16 April 2012

WWI German soldier with a cat on his head...

... wearing a nightshirt, armed with a bayonet, standing in front of a latrine.

Click for bigger if that will help you figure it out.  Found at drakegoodman's Flickr photostream, via I've Had Dreams Like That, via Uncertain Times.

p.s. sorry about the grammar here, which makes it sound like the cat is wearing the nightshirt and is armed with the bayonet... 

Addendum:  Reposted from 2010 in response to the comment "Is'nt having "a cat on your head" a slang for having a hangover in German?"

Ich habe Deutsch nicht seit viertzig jahren studiert, but after some searching I found the word "katzenjammer" has this etymology -
1840–50; < German, equivalent to Katzen (plural of Katze cat ) + Jammer discomfort, Old High German jāmar (noun and adj.); compare yammer.
- and is used to describe the effects of a hangover.  So perhaps this soldier was trying to depict what his head felt like that morning?

Addendum #2:  A hat tip to reader Gus Bryngelson for the comment "The Garde du Corps had a lion on their helmets, this is likely what was being hinted at."


  1. Oh, comma splices never hurt anyway. Just put 'while' in front of 'wearing a nightshirt' and put 'and' in front of 'standing in front of..." As long as you have your Oxford comma you'll be fine!

    (Why yes, I can be a pedantic ass, why do you ask?)

  2. Oh, I know how to fix it - but then I couldn't laugh at my original mistake.

  3. Is'nt having "a cat on your head" a slang for having a hangover in German?

  4. German here.

    A hangover is called "Kater" (the male version of a cat) and once (more or less serious) came from the word "Katarrh"/catarrh.
    "Katzenjammer" is just the longer version of Kater.

    But I don't know anything about "A cat on your head"...

  5. Wait, didn't the German helmets from that era usually have big spikes on top?

    1. The plain soldier didn't have a spike on top - those helmets with spikes on top were especially for the higher ranks or for parades only.

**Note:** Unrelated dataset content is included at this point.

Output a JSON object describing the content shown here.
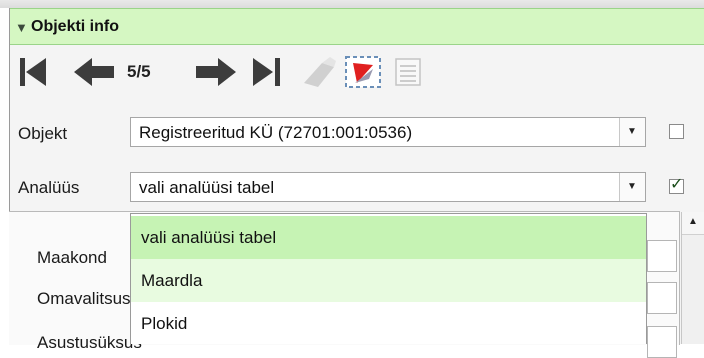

    2. the pointed helmet - the pickelhaube - was made of boiled leather.
      before 1914 all helmets for german soldiers were pickelhaubes. Then leather began to be scarcer, and also, the pickelhaube, being made of leather, afforded virtually no protection from the schrapnel that rained down from enemy artillery. When the Germans began to adopt the steel helmet that we more commonly associate with WWII, fatalaties due to schrapnel induced head injuries fell drastically. So the Germans started WWI with the pointed helmets (Pickelhaube), and ended with the coal scuttle.

  6. I'm very impressed that cat looks quite content on the helmet. My cats would not just sit camly like that especially if we are outside.

  7. The Garde du Corps had a lion on their helmets, this is likely what was being hinted at. He si not wearing a night shirt,that is his undershirt.


Related Posts Plugin for WordPress, Blogger...